This kind of pointed analytic synthesis is Traister’s great strength, and it characterizes the best of the book’s subsequent chapters, which address different aspects of contemporary single women’s lives, from sex and money to friendship and solitude...That said, the topical chapters are not always as compelling. Paeans to female friendship, urban living, and sexual adventurousness rest a bit too heavily on single-life-loving anecdotes from urban writers and activists (a limitation Traister acknowledges), while chapters on marriage and parenting offer little we haven’t read elsewhere.
Some of what's covered in the book is already well-trod ground — financial solvency is central to independence; marriage is still considered the end goal for many; white male conservatives still think single women are ruining everything — but the exemplary framework of cultural inclusion, the personal candor and palpable desire to lift up each and every one of us, is what makes All the Single Ladies a singularly triumphant work of women presented in beautiful formation.
The elephant in the chapel is that single women don’t necessarily stay single. Their numbers have grown largely because of marrying later, not ditching the institution. In fact, the option to wait, or totally opt out, may make marriage look better than ever. Traister (a married woman) doesn’t let that ruin her argument. Even if their singledom is transient, unmarried women 'are taking up space in a world that was not built for them'–and they’re ready to rebuild it.
A mix of interviews and historical analysis, All the Single Ladies is a well-researched, deeply informative examination of women’s bids for independence, spanning centuries. The material can threaten to be overwhelming at times, but Traister provides a thoughtful culling of history to help bridge the gap between, on the one hand, glib depictions of single womanhood largely focused on sexual escapades and, on the other, grave warnings that female independence will unravel the very fabric of the country.

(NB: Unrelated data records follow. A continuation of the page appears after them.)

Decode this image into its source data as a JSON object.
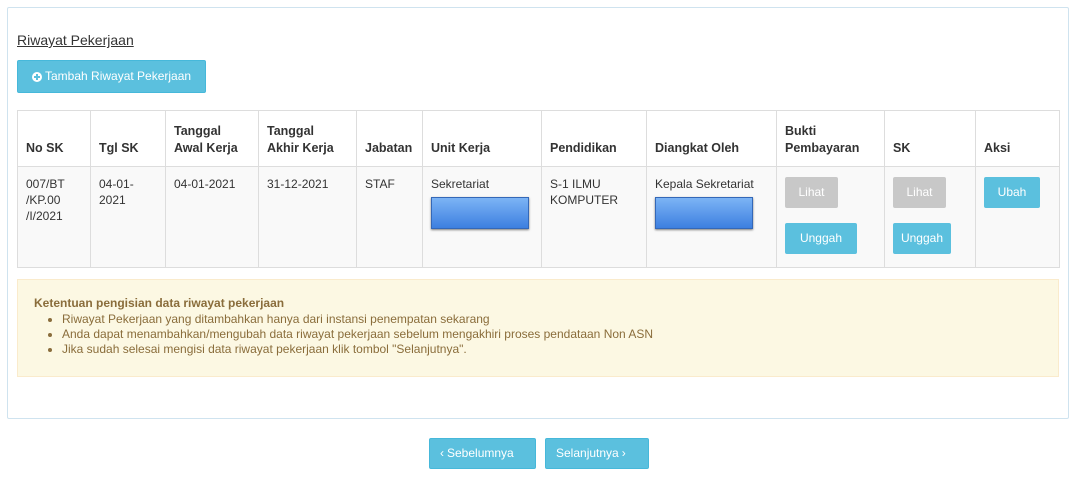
{
  "section": {
    "title": "Riwayat Pekerjaan",
    "add_button_label": "Tambah Riwayat Pekerjaan"
  },
  "table": {
    "headers": {
      "no_sk": "No SK",
      "tgl_sk": "Tgl SK",
      "tgl_awal_1": "Tanggal",
      "tgl_awal_2": "Awal Kerja",
      "tgl_akhir_1": "Tanggal",
      "tgl_akhir_2": "Akhir Kerja",
      "jabatan": "Jabatan",
      "unit_kerja": "Unit Kerja",
      "pendidikan": "Pendidikan",
      "diangkat_oleh": "Diangkat Oleh",
      "bukti_1": "Bukti",
      "bukti_2": "Pembayaran",
      "sk": "SK",
      "aksi": "Aksi"
    },
    "rows": [
      {
        "no_sk_1": "007/BT",
        "no_sk_2": "/KP.00",
        "no_sk_3": "/I/2021",
        "tgl_sk": "04-01-2021",
        "tgl_awal": "04-01-2021",
        "tgl_akhir": "31-12-2021",
        "jabatan": "STAF",
        "unit_kerja": "Sekretariat",
        "pendidikan_1": "S-1 ILMU",
        "pendidikan_2": "KOMPUTER",
        "diangkat_oleh": "Kepala Sekretariat",
        "bukti_lihat": "Lihat",
        "bukti_unggah": "Unggah",
        "sk_lihat": "Lihat",
        "sk_unggah": "Unggah",
        "aksi_ubah": "Ubah"
      }
    ]
  },
  "notice": {
    "title": "Ketentuan pengisian data riwayat pekerjaan",
    "items": [
      "Riwayat Pekerjaan yang ditambahkan hanya dari instansi penempatan sekarang",
      "Anda dapat menambahkan/mengubah data riwayat pekerjaan sebelum mengakhiri proses pendataan Non ASN",
      "Jika sudah selesai mengisi data riwayat pekerjaan klik tombol \"Selanjutnya\"."
    ]
  },
  "nav": {
    "prev_label": "Sebelumnya",
    "next_label": "Selanjutnya"
  },
  "colors": {
    "info": "#5bc0de",
    "disabled": "#c8c8c8",
    "warning_bg": "#fcf8e3",
    "warning_text": "#8a6d3b"
  }
}
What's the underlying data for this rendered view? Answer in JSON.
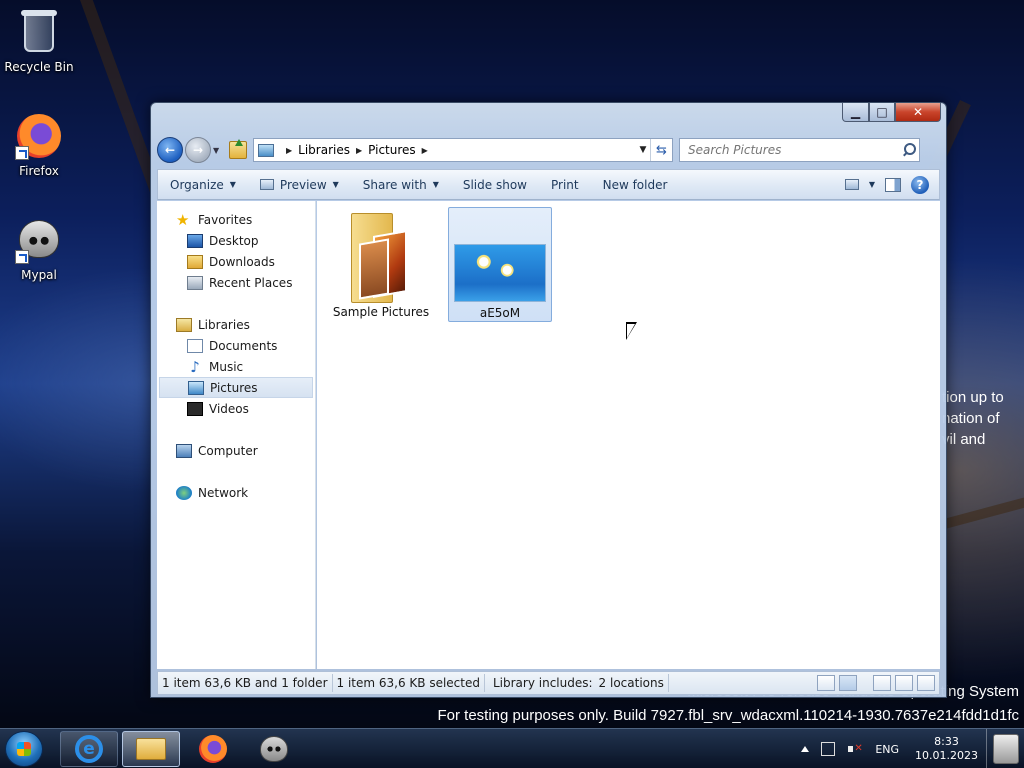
{
  "desktop": {
    "icons": [
      {
        "label": "Recycle Bin",
        "icon": "recycle-bin-icon"
      },
      {
        "label": "Firefox",
        "icon": "firefox-icon"
      },
      {
        "label": "Mypal",
        "icon": "mypal-icon"
      }
    ],
    "wallpaper_text": [
      "tion up to",
      "nation of",
      "vil and"
    ],
    "watermark": {
      "line1": "Microsoft Pre-release Windows Operating System",
      "line2": "For testing purposes only. Build 7927.fbl_srv_wdacxml.110214-1930.7637e214fdd1d1fc"
    }
  },
  "window": {
    "caption": {
      "minimize": "▁",
      "maximize": "□",
      "close": "✕"
    },
    "address": {
      "crumbs": [
        "Libraries",
        "Pictures"
      ]
    },
    "search": {
      "placeholder": "Search Pictures"
    },
    "toolbar": {
      "organize": "Organize",
      "preview": "Preview",
      "share_with": "Share with",
      "slide_show": "Slide show",
      "print": "Print",
      "new_folder": "New folder",
      "help": "?"
    },
    "nav": {
      "favorites": "Favorites",
      "desktop": "Desktop",
      "downloads": "Downloads",
      "recent_places": "Recent Places",
      "libraries": "Libraries",
      "documents": "Documents",
      "music": "Music",
      "pictures": "Pictures",
      "videos": "Videos",
      "computer": "Computer",
      "network": "Network"
    },
    "items": [
      {
        "label": "Sample Pictures",
        "type": "folder"
      },
      {
        "label": "aE5oM",
        "type": "image",
        "selected": true
      }
    ],
    "status": {
      "summary": "1 item 63,6 KB and 1 folder",
      "selection": "1 item 63,6 KB selected",
      "library_label": "Library includes:",
      "library_value": "2 locations"
    }
  },
  "taskbar": {
    "language": "ENG",
    "time": "8:33",
    "date": "10.01.2023"
  },
  "colors": {
    "window_frame": "#c8d8ec",
    "selection": "#cfe0f6",
    "close_button": "#c9442b",
    "taskbar": "#14233c"
  }
}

Despite the frustrations and inequities it describes, Traister’s book is laced with the excitement of a nation that is finally, fully waking up—undoing the shackles of oppressive customs and ushering half the population into independence on a massive scale.
It turns out the history of unmarried women in this country is a fascinating one, which Traister recounts in compulsively readable detail, combining facts with personal stories from single ladies across racial and financial spectrums. What’s left after she joyfully dismantles conservative arguments about the death of wifely servitude is hope...
Though I found no breaking news in All the Single Ladies, it’s a well-written and unabashedly feminist analysis of the history and current situation of single women in America. When we all 'put our hands up,' as Beyoncé urges, it is clear we are a force to be reckoned with.
In a book that feels nearly comprehensive, this idea is a shimmering thread left dangling: Perhaps single women, having expanded the meaning of marriage, can chip away at expectations for friendship next. This rich portrait of our most quietly explosive social force makes it clear that the ladies still have plenty of work to do.
For the most part, Traister purveys a common-sense feminism that accepts complexity and contradiction — not least when she credits single women with the creation of more egalitarian and fulfilling marriages. Once upon a time, she suggests, '(a) potential mate could more easily get away with offering only a pay check, a penis, and a pulse' — but no longer. 'By demanding more from men and from marriage,' she writes, 'it's single women who have perhaps played as large a part as anyone in saving marriage in America.' To those of us still on the outside looking in, that seems painfully ironic.
Single Ladies pushes some much-needed common sense against conservative arguments for marriage over, you know, PUBLIC POLICY. But what's also hugely important is that Traister normalizes and puts into words the vast, varied lives of unmarried women.